MEGAN BROWN is Assistant Professor of English at Drake University, USA.

Bibliographic information

Industry Sectors
Finance, Business & Banking


"This voume provides a provacative perspective on corporate culture, especially on its impact on employees' private lives" - Choice

"In this astute and engaging study, Brown offers a theoretically sophisticated and historically informed examination of the discourses and practices of corporate culture and their functions for modern business organizations. With clarity and deftness, she shows how this culture has come increasingly to shape the lives of employees and the larger society in ways that ultimately serve the interests of the corporation. Brown¹s critical treatment of this important topic is not only comprehensive and broad in scope but unusually thorough. Together with the author s scholarly skills and lively writing, all of this makes for an extremely worthy and readable book." - Robert G. Dunn, California State University, East Bay and author of Identifying Consumption.

"Despite its pervasiveness and power, few nonspecialists take corporate culture as seriously as it should be taken.
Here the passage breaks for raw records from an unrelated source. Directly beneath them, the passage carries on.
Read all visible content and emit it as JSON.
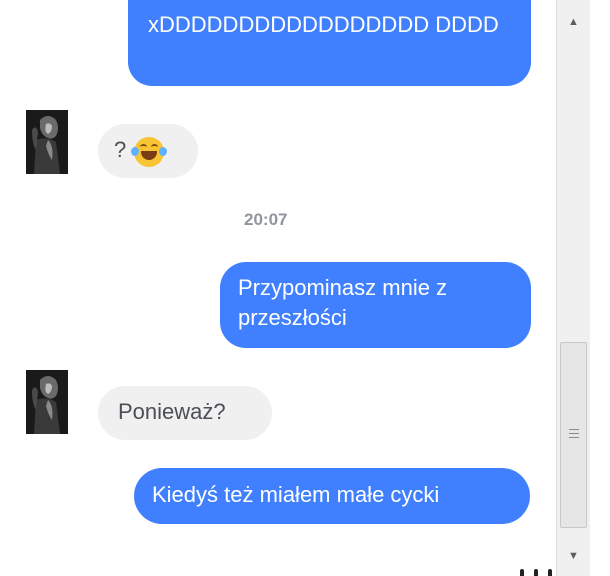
{
  "messages": [
    {
      "id": "msg1",
      "direction": "outgoing",
      "text": "xDDDDDDDDDDDDDDDDD DDDD"
    },
    {
      "id": "msg2",
      "direction": "incoming",
      "text": "?",
      "emoji": "face-with-tears-of-joy-icon"
    },
    {
      "id": "msg3",
      "direction": "outgoing",
      "text": "Przypominasz mnie z przeszłości"
    },
    {
      "id": "msg4",
      "direction": "incoming",
      "text": "Ponieważ?"
    },
    {
      "id": "msg5",
      "direction": "outgoing",
      "text": "Kiedyś też miałem małe cycki"
    }
  ],
  "timestamp": "20:07",
  "colors": {
    "outgoing_bubble": "#4080ff",
    "incoming_bubble": "#f1f0f0",
    "timestamp_text": "#90949c"
  },
  "icons": {
    "scroll_up": "caret-up-icon",
    "scroll_down": "caret-down-icon",
    "scroll_grip": "grip-lines-icon"
  }
}
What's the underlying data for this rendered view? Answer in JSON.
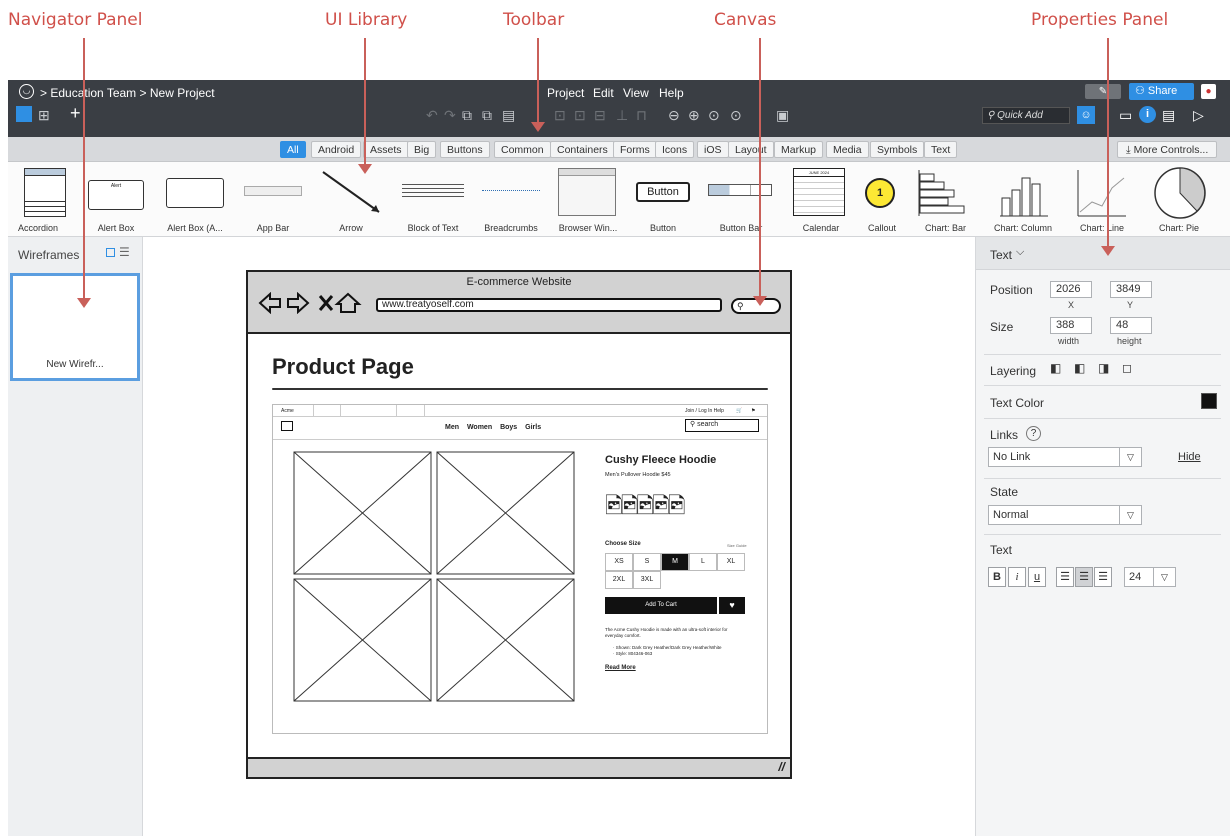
{
  "annotations": {
    "navigator": "Navigator Panel",
    "library": "UI Library",
    "toolbar": "Toolbar",
    "canvas": "Canvas",
    "properties": "Properties Panel"
  },
  "header": {
    "breadcrumb": "> Education Team > New Project",
    "menus": [
      "Project",
      "Edit",
      "View",
      "Help"
    ],
    "share": "Share",
    "quick_add": "Quick Add"
  },
  "library": {
    "tabs": [
      "All",
      "Android",
      "Assets",
      "Big",
      "Buttons",
      "Common",
      "Containers",
      "Forms",
      "Icons",
      "iOS",
      "Layout",
      "Markup",
      "Media",
      "Symbols",
      "Text"
    ],
    "more_controls": "More Controls...",
    "items": [
      "Accordion",
      "Alert Box",
      "Alert Box (A...",
      "App Bar",
      "Arrow",
      "Block of Text",
      "Breadcrumbs",
      "Browser Win...",
      "Button",
      "Button Bar",
      "Calendar",
      "Callout",
      "Chart: Bar",
      "Chart: Column",
      "Chart: Line",
      "Chart: Pie"
    ],
    "button_text": "Button",
    "callout_text": "1",
    "alert_title": "Alert",
    "calendar_month": "JUNE 2024"
  },
  "navigator": {
    "title": "Wireframes",
    "thumb_label": "New Wirefr..."
  },
  "canvas": {
    "window_title": "E-commerce Website",
    "url": "www.treatyoself.com",
    "page_title": "Product Page",
    "site": {
      "nav": [
        "Men",
        "Women",
        "Boys",
        "Girls"
      ],
      "search": "search",
      "product_name": "Cushy Fleece Hoodie",
      "subtitle": "Men's Pullover Hoodie   $45",
      "choose_size": "Choose Size",
      "size_guide": "Size Guide",
      "sizes": [
        "XS",
        "S",
        "M",
        "L",
        "XL",
        "2XL",
        "3XL"
      ],
      "selected_size": "M",
      "add_to_cart": "Add To Cart",
      "description": "The Acme Cushy Hoodie is made with an ultra-soft interior for everyday comfort.",
      "bullets": [
        "Shown: Dark Grey Heather/Dark Grey Heather/White",
        "Style: 804346-063"
      ],
      "read_more": "Read More",
      "tab_first": "Acme",
      "top_links": "Join / Log In   Help"
    }
  },
  "properties": {
    "header": "Text",
    "position_label": "Position",
    "x": "2026",
    "y": "3849",
    "x_lbl": "X",
    "y_lbl": "Y",
    "size_label": "Size",
    "width": "388",
    "height": "48",
    "w_lbl": "width",
    "h_lbl": "height",
    "layering": "Layering",
    "text_color": "Text Color",
    "links": "Links",
    "link_value": "No Link",
    "hide": "Hide",
    "state": "State",
    "state_value": "Normal",
    "text_section": "Text",
    "bold": "B",
    "italic": "i",
    "underline": "u",
    "font_size": "24"
  },
  "colors": {
    "accent": "#2f8fe3",
    "annotation": "#d0504a",
    "topbar": "#3a3e44"
  }
}
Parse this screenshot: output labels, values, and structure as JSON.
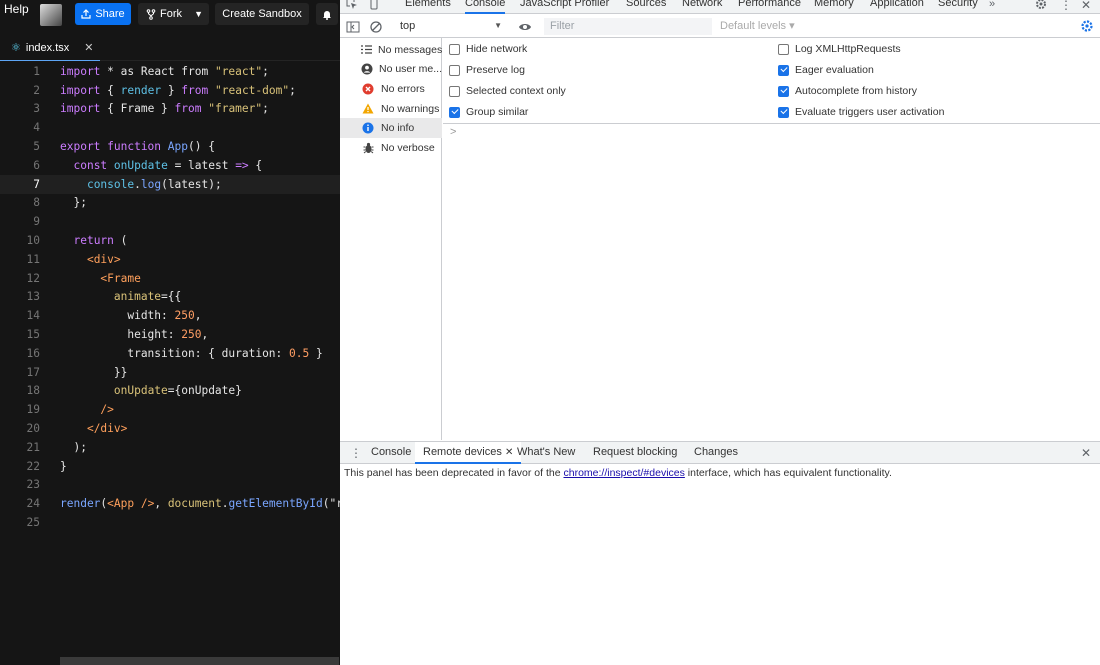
{
  "header": {
    "help_label": "Help",
    "share_label": "Share",
    "fork_label": "Fork",
    "create_sandbox_label": "Create Sandbox"
  },
  "editor": {
    "tab_label": "index.tsx",
    "current_line": 7
  },
  "devtools": {
    "tabs": [
      "Elements",
      "Console",
      "JavaScript Profiler",
      "Sources",
      "Network",
      "Performance",
      "Memory",
      "Application",
      "Security"
    ],
    "active_tab": "Console",
    "context": "top",
    "filter_placeholder": "Filter",
    "levels_label": "Default levels",
    "sidebar_items": [
      {
        "label": "No messages",
        "icon": "list-icon"
      },
      {
        "label": "No user me...",
        "icon": "user-icon"
      },
      {
        "label": "No errors",
        "icon": "error-icon"
      },
      {
        "label": "No warnings",
        "icon": "warning-icon"
      },
      {
        "label": "No info",
        "icon": "info-icon"
      },
      {
        "label": "No verbose",
        "icon": "bug-icon"
      }
    ],
    "settings_left": [
      {
        "label": "Hide network",
        "checked": false
      },
      {
        "label": "Preserve log",
        "checked": false
      },
      {
        "label": "Selected context only",
        "checked": false
      },
      {
        "label": "Group similar",
        "checked": true
      }
    ],
    "settings_right": [
      {
        "label": "Log XMLHttpRequests",
        "checked": false
      },
      {
        "label": "Eager evaluation",
        "checked": true
      },
      {
        "label": "Autocomplete from history",
        "checked": true
      },
      {
        "label": "Evaluate triggers user activation",
        "checked": true
      }
    ],
    "prompt": ">",
    "drawer_tabs": [
      "Console",
      "Remote devices",
      "What's New",
      "Request blocking",
      "Changes"
    ],
    "drawer_active": "Remote devices",
    "drawer_msg_before": "This panel has been deprecated in favor of the ",
    "drawer_link": "chrome://inspect/#devices",
    "drawer_msg_after": " interface, which has equivalent functionality."
  },
  "colors": {
    "accent": "#1a73e8",
    "share_button": "#0971f1",
    "editor_bg": "#151515"
  }
}
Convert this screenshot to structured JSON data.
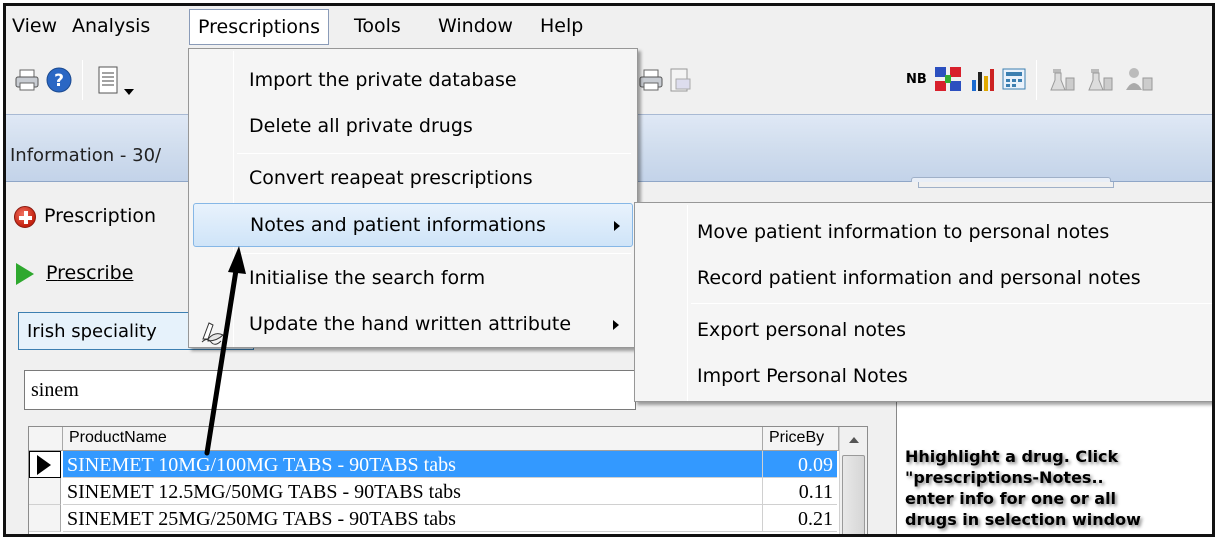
{
  "menubar": {
    "items": [
      "View",
      "Analysis",
      "Prescriptions",
      "Tools",
      "Window",
      "Help"
    ],
    "active": "Prescriptions"
  },
  "toolbar": {
    "left_icons": [
      "printer-icon",
      "help-icon",
      "document-icon",
      "dropdown-arrow-icon"
    ],
    "mid_icons": [
      "printer-icon",
      "preview-icon"
    ],
    "right_icons": [
      "nb-icon",
      "cross-grid-icon",
      "bar-chart-icon",
      "calculator-icon",
      "flask-icon",
      "flask-icon",
      "flask-person-icon"
    ],
    "nb_label": "NB"
  },
  "window": {
    "title": "Information - 30/"
  },
  "prescription_panel": {
    "header": "Prescription",
    "prescribe_label": "Prescribe",
    "speciality_select": "Irish speciality",
    "search_value": "sinem"
  },
  "grid": {
    "columns": [
      "ProductName",
      "PriceBy"
    ],
    "rows": [
      {
        "name": "SINEMET 10MG/100MG TABS - 90TABS tabs",
        "price": "0.09",
        "selected": true
      },
      {
        "name": "SINEMET 12.5MG/50MG TABS - 90TABS tabs",
        "price": "0.11",
        "selected": false
      },
      {
        "name": "SINEMET 25MG/250MG TABS - 90TABS tabs",
        "price": "0.21",
        "selected": false
      }
    ]
  },
  "prescriptions_menu": {
    "items": [
      {
        "label": "Import the private database",
        "has_submenu": false
      },
      {
        "label": "Delete all private drugs",
        "has_submenu": false
      },
      {
        "label": "Convert reapeat prescriptions",
        "has_submenu": false
      },
      {
        "label": "Notes and patient informations",
        "has_submenu": true,
        "highlighted": true
      },
      {
        "label": "Initialise the search form",
        "has_submenu": false
      },
      {
        "label": "Update the hand written attribute",
        "has_submenu": true
      }
    ]
  },
  "notes_submenu": {
    "items": [
      "Move patient information to personal notes",
      "Record patient information and personal notes",
      "Export personal notes",
      "Import Personal Notes"
    ]
  },
  "annotation": {
    "text_lines": [
      "Hhighlight a drug. Click",
      "\"prescriptions-Notes..",
      "enter info for one or all",
      "drugs in selection window"
    ]
  },
  "colors": {
    "selection": "#3399ff",
    "menu_highlight": "#cfe4f8",
    "title_strip": "#cfdced"
  }
}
Brown is an excellent exception. Her important book reminds us that corporate social norms shape how people behave and the dizzying bubble and bust cycles of postmodern capitalism. And she also shows that behind the crunchiest New Age talk about flexibility and diversity lies the old Social Darwinism in snazzy disguise, a crucial bit of truth-telling that the flacks don't want you to hear." - Doug Henwood, editor of Left Business Observer and author of After the New Economy